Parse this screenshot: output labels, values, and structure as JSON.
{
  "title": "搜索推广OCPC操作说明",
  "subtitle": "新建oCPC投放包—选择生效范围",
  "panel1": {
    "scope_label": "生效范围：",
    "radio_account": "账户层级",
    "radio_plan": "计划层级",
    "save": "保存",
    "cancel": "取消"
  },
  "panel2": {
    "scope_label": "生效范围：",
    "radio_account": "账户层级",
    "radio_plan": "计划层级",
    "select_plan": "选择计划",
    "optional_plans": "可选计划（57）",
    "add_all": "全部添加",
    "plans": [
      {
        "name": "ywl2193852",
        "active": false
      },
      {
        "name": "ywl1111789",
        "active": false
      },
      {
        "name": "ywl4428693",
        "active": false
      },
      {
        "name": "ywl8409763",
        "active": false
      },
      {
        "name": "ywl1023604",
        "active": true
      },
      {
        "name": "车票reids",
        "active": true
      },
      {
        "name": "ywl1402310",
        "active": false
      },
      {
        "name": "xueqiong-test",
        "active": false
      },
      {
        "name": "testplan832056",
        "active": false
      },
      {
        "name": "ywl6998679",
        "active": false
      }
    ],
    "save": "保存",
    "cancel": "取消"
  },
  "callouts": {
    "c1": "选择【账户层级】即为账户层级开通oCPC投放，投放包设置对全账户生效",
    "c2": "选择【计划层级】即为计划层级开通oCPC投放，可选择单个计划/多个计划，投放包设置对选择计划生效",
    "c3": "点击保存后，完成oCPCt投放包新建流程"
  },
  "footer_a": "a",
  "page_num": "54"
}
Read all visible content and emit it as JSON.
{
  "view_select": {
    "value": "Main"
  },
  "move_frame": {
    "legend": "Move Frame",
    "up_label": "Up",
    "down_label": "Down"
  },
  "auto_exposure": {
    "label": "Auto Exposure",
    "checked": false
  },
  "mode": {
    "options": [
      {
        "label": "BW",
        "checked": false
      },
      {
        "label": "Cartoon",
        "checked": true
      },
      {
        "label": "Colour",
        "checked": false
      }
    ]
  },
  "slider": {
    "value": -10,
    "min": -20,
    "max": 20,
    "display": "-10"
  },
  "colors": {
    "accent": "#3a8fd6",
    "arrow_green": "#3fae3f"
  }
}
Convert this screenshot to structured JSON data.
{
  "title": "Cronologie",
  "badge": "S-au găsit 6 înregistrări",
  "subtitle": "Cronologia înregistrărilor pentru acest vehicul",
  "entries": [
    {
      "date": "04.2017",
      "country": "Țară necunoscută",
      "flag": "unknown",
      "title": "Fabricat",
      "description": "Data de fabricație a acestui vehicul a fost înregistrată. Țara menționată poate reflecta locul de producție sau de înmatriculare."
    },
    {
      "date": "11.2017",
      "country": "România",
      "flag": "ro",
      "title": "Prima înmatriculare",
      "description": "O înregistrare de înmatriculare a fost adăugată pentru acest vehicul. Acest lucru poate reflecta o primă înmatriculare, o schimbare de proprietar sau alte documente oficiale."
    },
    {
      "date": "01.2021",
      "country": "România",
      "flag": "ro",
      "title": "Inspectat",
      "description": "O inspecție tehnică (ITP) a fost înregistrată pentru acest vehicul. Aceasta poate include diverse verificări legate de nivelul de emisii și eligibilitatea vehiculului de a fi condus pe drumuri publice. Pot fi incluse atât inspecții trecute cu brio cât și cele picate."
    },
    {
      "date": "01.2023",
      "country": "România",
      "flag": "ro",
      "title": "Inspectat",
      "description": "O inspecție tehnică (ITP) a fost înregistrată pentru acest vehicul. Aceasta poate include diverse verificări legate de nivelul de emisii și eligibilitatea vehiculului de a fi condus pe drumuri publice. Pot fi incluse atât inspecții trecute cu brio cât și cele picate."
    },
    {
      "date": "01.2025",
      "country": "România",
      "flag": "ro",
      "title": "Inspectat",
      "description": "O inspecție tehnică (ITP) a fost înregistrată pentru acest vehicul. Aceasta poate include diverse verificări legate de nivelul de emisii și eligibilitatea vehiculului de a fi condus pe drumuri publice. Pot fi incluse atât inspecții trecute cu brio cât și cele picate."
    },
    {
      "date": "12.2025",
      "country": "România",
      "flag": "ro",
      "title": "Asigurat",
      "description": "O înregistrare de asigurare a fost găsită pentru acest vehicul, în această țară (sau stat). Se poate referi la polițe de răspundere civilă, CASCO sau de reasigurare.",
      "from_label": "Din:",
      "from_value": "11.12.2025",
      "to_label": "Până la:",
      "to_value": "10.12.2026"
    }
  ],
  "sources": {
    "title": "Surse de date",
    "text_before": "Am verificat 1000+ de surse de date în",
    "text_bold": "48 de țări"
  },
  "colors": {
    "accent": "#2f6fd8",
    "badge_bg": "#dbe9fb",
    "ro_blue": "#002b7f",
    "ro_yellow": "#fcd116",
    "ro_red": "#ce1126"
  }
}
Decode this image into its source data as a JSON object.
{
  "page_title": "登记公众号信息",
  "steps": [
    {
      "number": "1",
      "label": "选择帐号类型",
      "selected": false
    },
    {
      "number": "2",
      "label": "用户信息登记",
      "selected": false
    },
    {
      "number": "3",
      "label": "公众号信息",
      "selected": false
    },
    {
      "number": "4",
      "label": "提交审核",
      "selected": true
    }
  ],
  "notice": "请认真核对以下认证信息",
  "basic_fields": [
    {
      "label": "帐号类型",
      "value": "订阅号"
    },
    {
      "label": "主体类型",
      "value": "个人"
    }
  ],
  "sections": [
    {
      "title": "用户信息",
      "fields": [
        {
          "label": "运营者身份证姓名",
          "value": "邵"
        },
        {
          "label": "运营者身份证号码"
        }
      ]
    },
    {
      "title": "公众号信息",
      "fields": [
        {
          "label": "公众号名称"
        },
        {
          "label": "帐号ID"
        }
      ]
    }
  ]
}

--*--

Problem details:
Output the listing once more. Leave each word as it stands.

Written solution:
Parse this screenshot: output labels, values, and structure as JSON.
{
  "title": "搜索推广OCPC操作说明",
  "subtitle": "新建oCPC投放包—选择生效范围",
  "panel1": {
    "scope_label": "生效范围：",
    "radio_account": "账户层级",
    "radio_plan": "计划层级",
    "save": "保存",
    "cancel": "取消"
  },
  "panel2": {
    "scope_label": "生效范围：",
    "radio_account": "账户层级",
    "radio_plan": "计划层级",
    "select_plan": "选择计划",
    "optional_plans": "可选计划（57）",
    "add_all": "全部添加",
    "plans": [
      {
        "name": "ywl2193852",
        "active": false
      },
      {
        "name": "ywl1111789",
        "active": false
      },
      {
        "name": "ywl4428693",
        "active": false
      },
      {
        "name": "ywl8409763",
        "active": false
      },
      {
        "name": "ywl1023604",
        "active": true
      },
      {
        "name": "车票reids",
        "active": true
      },
      {
        "name": "ywl1402310",
        "active": false
      },
      {
        "name": "xueqiong-test",
        "active": false
      },
      {
        "name": "testplan832056",
        "active": false
      },
      {
        "name": "ywl6998679",
        "active": false
      }
    ],
    "save": "保存",
    "cancel": "取消"
  },
  "callouts": {
    "c1": "选择【账户层级】即为账户层级开通oCPC投放，投放包设置对全账户生效",
    "c2": "选择【计划层级】即为计划层级开通oCPC投放，可选择单个计划/多个计划，投放包设置对选择计划生效",
    "c3": "点击保存后，完成oCPCt投放包新建流程"
  },
  "footer_a": "a",
  "page_num": "54"
}
Read all visible content and emit it as JSON.
{
  "view_select": {
    "value": "Main"
  },
  "move_frame": {
    "legend": "Move Frame",
    "up_label": "Up",
    "down_label": "Down"
  },
  "auto_exposure": {
    "label": "Auto Exposure",
    "checked": false
  },
  "mode": {
    "options": [
      {
        "label": "BW",
        "checked": false
      },
      {
        "label": "Cartoon",
        "checked": true
      },
      {
        "label": "Colour",
        "checked": false
      }
    ]
  },
  "slider": {
    "value": -10,
    "min": -20,
    "max": 20,
    "display": "-10"
  },
  "colors": {
    "accent": "#3a8fd6",
    "arrow_green": "#3fae3f"
  }
}
Convert this screenshot to structured JSON data.
{
  "title": "Cronologie",
  "badge": "S-au găsit 6 înregistrări",
  "subtitle": "Cronologia înregistrărilor pentru acest vehicul",
  "entries": [
    {
      "date": "04.2017",
      "country": "Țară necunoscută",
      "flag": "unknown",
      "title": "Fabricat",
      "description": "Data de fabricație a acestui vehicul a fost înregistrată. Țara menționată poate reflecta locul de producție sau de înmatriculare."
    },
    {
      "date": "11.2017",
      "country": "România",
      "flag": "ro",
      "title": "Prima înmatriculare",
      "description": "O înregistrare de înmatriculare a fost adăugată pentru acest vehicul. Acest lucru poate reflecta o primă înmatriculare, o schimbare de proprietar sau alte documente oficiale."
    },
    {
      "date": "01.2021",
      "country": "România",
      "flag": "ro",
      "title": "Inspectat",
      "description": "O inspecție tehnică (ITP) a fost înregistrată pentru acest vehicul. Aceasta poate include diverse verificări legate de nivelul de emisii și eligibilitatea vehiculului de a fi condus pe drumuri publice. Pot fi incluse atât inspecții trecute cu brio cât și cele picate."
    },
    {
      "date": "01.2023",
      "country": "România",
      "flag": "ro",
      "title": "Inspectat",
      "description": "O inspecție tehnică (ITP) a fost înregistrată pentru acest vehicul. Aceasta poate include diverse verificări legate de nivelul de emisii și eligibilitatea vehiculului de a fi condus pe drumuri publice. Pot fi incluse atât inspecții trecute cu brio cât și cele picate."
    },
    {
      "date": "01.2025",
      "country": "România",
      "flag": "ro",
      "title": "Inspectat",
      "description": "O inspecție tehnică (ITP) a fost înregistrată pentru acest vehicul. Aceasta poate include diverse verificări legate de nivelul de emisii și eligibilitatea vehiculului de a fi condus pe drumuri publice. Pot fi incluse atât inspecții trecute cu brio cât și cele picate."
    },
    {
      "date": "12.2025",
      "country": "România",
      "flag": "ro",
      "title": "Asigurat",
      "description": "O înregistrare de asigurare a fost găsită pentru acest vehicul, în această țară (sau stat). Se poate referi la polițe de răspundere civilă, CASCO sau de reasigurare.",
      "from_label": "Din:",
      "from_value": "11.12.2025",
      "to_label": "Până la:",
      "to_value": "10.12.2026"
    }
  ],
  "sources": {
    "title": "Surse de date",
    "text_before": "Am verificat 1000+ de surse de date în",
    "text_bold": "48 de țări"
  },
  "colors": {
    "accent": "#2f6fd8",
    "badge_bg": "#dbe9fb",
    "ro_blue": "#002b7f",
    "ro_yellow": "#fcd116",
    "ro_red": "#ce1126"
  }
}
Decode this image into its source data as a JSON object.
{
  "page_title": "登记公众号信息",
  "steps": [
    {
      "number": "1",
      "label": "选择帐号类型",
      "selected": false
    },
    {
      "number": "2",
      "label": "用户信息登记",
      "selected": false
    },
    {
      "number": "3",
      "label": "公众号信息",
      "selected": false
    },
    {
      "number": "4",
      "label": "提交审核",
      "selected": true
    }
  ],
  "notice": "请认真核对以下认证信息",
  "basic_fields": [
    {
      "label": "帐号类型",
      "value": "订阅号"
    },
    {
      "label": "主体类型",
      "value": "个人"
    }
  ],
  "sections": [
    {
      "title": "用户信息",
      "fields": [
        {
          "label": "运营者身份证姓名",
          "value": "邵"
        },
        {
          "label": "运营者身份证号码"
        }
      ]
    },
    {
      "title": "公众号信息",
      "fields": [
        {
          "label": "公众号名称"
        },
        {
          "label": "帐号ID"
        }
      ]
    }
  ]
}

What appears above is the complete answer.